Dataset rows describing interfaces
|---|
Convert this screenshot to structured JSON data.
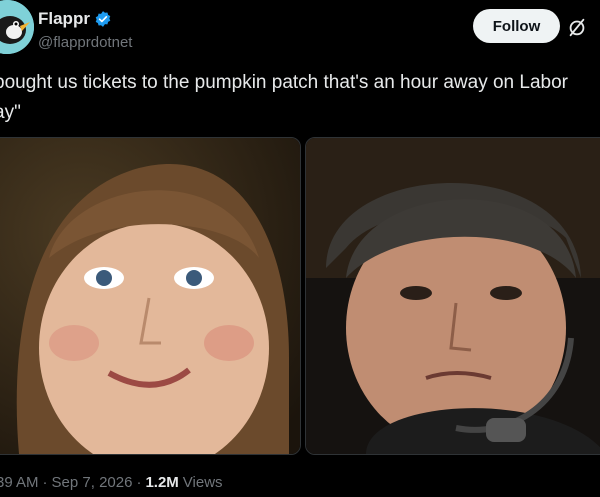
{
  "author": {
    "name": "Flappr",
    "handle": "@flapprdotnet",
    "verified": true
  },
  "actions": {
    "follow_label": "Follow",
    "grok_icon": "slash-circle-icon"
  },
  "tweet": {
    "text": "bought us tickets to the pumpkin patch that's an hour away on Labor\nay\""
  },
  "media": [
    {
      "alt_icon": "photo-woman-smiling"
    },
    {
      "alt_icon": "photo-man-with-headphones"
    }
  ],
  "meta": {
    "time": "39 AM",
    "sep1": "·",
    "date": "Sep 7, 2026",
    "sep2": "·",
    "views_count": "1.2M",
    "views_label": "Views"
  },
  "colors": {
    "background": "#000000",
    "text": "#e7e9ea",
    "muted": "#71767b",
    "verified": "#1d9bf0",
    "follow_bg": "#eff3f4"
  }
}
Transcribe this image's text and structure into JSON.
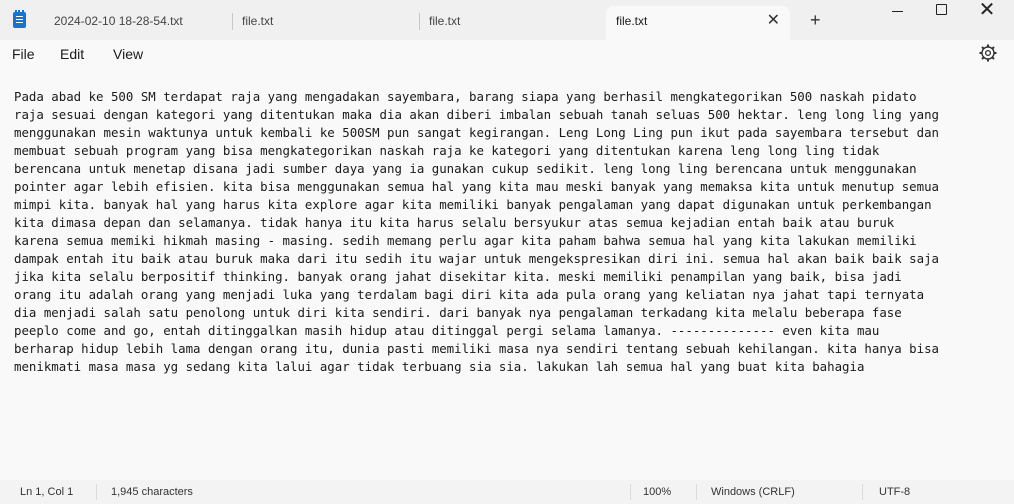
{
  "tabs": [
    {
      "label": "2024-02-10 18-28-54.txt"
    },
    {
      "label": "file.txt"
    },
    {
      "label": "file.txt"
    },
    {
      "label": "file.txt",
      "active": true
    }
  ],
  "window_controls": {
    "close_glyph": "✕",
    "new_tab_glyph": "+"
  },
  "menu": {
    "file": "File",
    "edit": "Edit",
    "view": "View"
  },
  "document": {
    "lines": [
      "Pada abad ke 500 SM terdapat raja yang mengadakan sayembara, barang siapa yang berhasil mengkategorikan 500 naskah pidato",
      "raja sesuai dengan kategori yang ditentukan maka dia akan diberi imbalan sebuah tanah seluas 500 hektar. leng long ling yang",
      "menggunakan mesin waktunya untuk kembali ke 500SM pun sangat kegirangan. Leng Long Ling pun ikut pada sayembara tersebut dan",
      "membuat sebuah program yang bisa mengkategorikan naskah raja ke kategori yang ditentukan karena leng long ling tidak",
      "berencana untuk menetap disana jadi sumber daya yang ia gunakan cukup sedikit. leng long ling berencana untuk menggunakan",
      "pointer agar lebih efisien. kita bisa menggunakan semua hal yang kita mau meski banyak yang memaksa kita untuk menutup semua",
      "mimpi kita. banyak hal yang harus kita explore agar kita memiliki banyak pengalaman yang dapat digunakan untuk perkembangan",
      "kita dimasa depan dan selamanya. tidak hanya itu kita harus selalu bersyukur atas semua kejadian entah baik atau buruk",
      "karena semua memiki hikmah masing - masing. sedih memang perlu agar kita paham bahwa semua hal yang kita lakukan memiliki",
      "dampak entah itu baik atau buruk maka dari itu sedih itu wajar untuk mengekspresikan diri ini. semua hal akan baik baik saja",
      "jika kita selalu berpositif thinking. banyak orang jahat disekitar kita. meski memiliki penampilan yang baik, bisa jadi",
      "orang itu adalah orang yang menjadi luka yang terdalam bagi diri kita ada pula orang yang keliatan nya jahat tapi ternyata",
      "dia menjadi salah satu penolong untuk diri kita sendiri. dari banyak nya pengalaman terkadang kita melalu beberapa fase",
      "peeplo come and go, entah ditinggalkan masih hidup atau ditinggal pergi selama lamanya. -------------- even kita mau",
      "berharap hidup lebih lama dengan orang itu, dunia pasti memiliki masa nya sendiri tentang sebuah kehilangan. kita hanya bisa",
      "menikmati masa masa yg sedang kita lalui agar tidak terbuang sia sia. lakukan lah semua hal yang buat kita bahagia"
    ]
  },
  "status": {
    "position": "Ln 1, Col 1",
    "characters": "1,945 characters",
    "zoom": "100%",
    "line_ending": "Windows (CRLF)",
    "encoding": "UTF-8"
  }
}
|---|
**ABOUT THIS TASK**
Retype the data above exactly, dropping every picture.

**ANSWER BOX**
Convert this screenshot to structured JSON data.
{
  "author": {
    "name": "Flappr",
    "handle": "@flapprdotnet",
    "verified": true
  },
  "actions": {
    "follow_label": "Follow",
    "grok_icon": "slash-circle-icon"
  },
  "tweet": {
    "text": "bought us tickets to the pumpkin patch that's an hour away on Labor\nay\""
  },
  "media": [
    {
      "alt_icon": "photo-woman-smiling"
    },
    {
      "alt_icon": "photo-man-with-headphones"
    }
  ],
  "meta": {
    "time": "39 AM",
    "sep1": "·",
    "date": "Sep 7, 2026",
    "sep2": "·",
    "views_count": "1.2M",
    "views_label": "Views"
  },
  "colors": {
    "background": "#000000",
    "text": "#e7e9ea",
    "muted": "#71767b",
    "verified": "#1d9bf0",
    "follow_bg": "#eff3f4"
  }
}
Transcribe this image's text and structure into JSON.
{
  "tabs": [
    {
      "label": "2024-02-10 18-28-54.txt"
    },
    {
      "label": "file.txt"
    },
    {
      "label": "file.txt"
    },
    {
      "label": "file.txt",
      "active": true
    }
  ],
  "window_controls": {
    "close_glyph": "✕",
    "new_tab_glyph": "+"
  },
  "menu": {
    "file": "File",
    "edit": "Edit",
    "view": "View"
  },
  "document": {
    "lines": [
      "Pada abad ke 500 SM terdapat raja yang mengadakan sayembara, barang siapa yang berhasil mengkategorikan 500 naskah pidato",
      "raja sesuai dengan kategori yang ditentukan maka dia akan diberi imbalan sebuah tanah seluas 500 hektar. leng long ling yang",
      "menggunakan mesin waktunya untuk kembali ke 500SM pun sangat kegirangan. Leng Long Ling pun ikut pada sayembara tersebut dan",
      "membuat sebuah program yang bisa mengkategorikan naskah raja ke kategori yang ditentukan karena leng long ling tidak",
      "berencana untuk menetap disana jadi sumber daya yang ia gunakan cukup sedikit. leng long ling berencana untuk menggunakan",
      "pointer agar lebih efisien. kita bisa menggunakan semua hal yang kita mau meski banyak yang memaksa kita untuk menutup semua",
      "mimpi kita. banyak hal yang harus kita explore agar kita memiliki banyak pengalaman yang dapat digunakan untuk perkembangan",
      "kita dimasa depan dan selamanya. tidak hanya itu kita harus selalu bersyukur atas semua kejadian entah baik atau buruk",
      "karena semua memiki hikmah masing - masing. sedih memang perlu agar kita paham bahwa semua hal yang kita lakukan memiliki",
      "dampak entah itu baik atau buruk maka dari itu sedih itu wajar untuk mengekspresikan diri ini. semua hal akan baik baik saja",
      "jika kita selalu berpositif thinking. banyak orang jahat disekitar kita. meski memiliki penampilan yang baik, bisa jadi",
      "orang itu adalah orang yang menjadi luka yang terdalam bagi diri kita ada pula orang yang keliatan nya jahat tapi ternyata",
      "dia menjadi salah satu penolong untuk diri kita sendiri. dari banyak nya pengalaman terkadang kita melalu beberapa fase",
      "peeplo come and go, entah ditinggalkan masih hidup atau ditinggal pergi selama lamanya. -------------- even kita mau",
      "berharap hidup lebih lama dengan orang itu, dunia pasti memiliki masa nya sendiri tentang sebuah kehilangan. kita hanya bisa",
      "menikmati masa masa yg sedang kita lalui agar tidak terbuang sia sia. lakukan lah semua hal yang buat kita bahagia"
    ]
  },
  "status": {
    "position": "Ln 1, Col 1",
    "characters": "1,945 characters",
    "zoom": "100%",
    "line_ending": "Windows (CRLF)",
    "encoding": "UTF-8"
  }
}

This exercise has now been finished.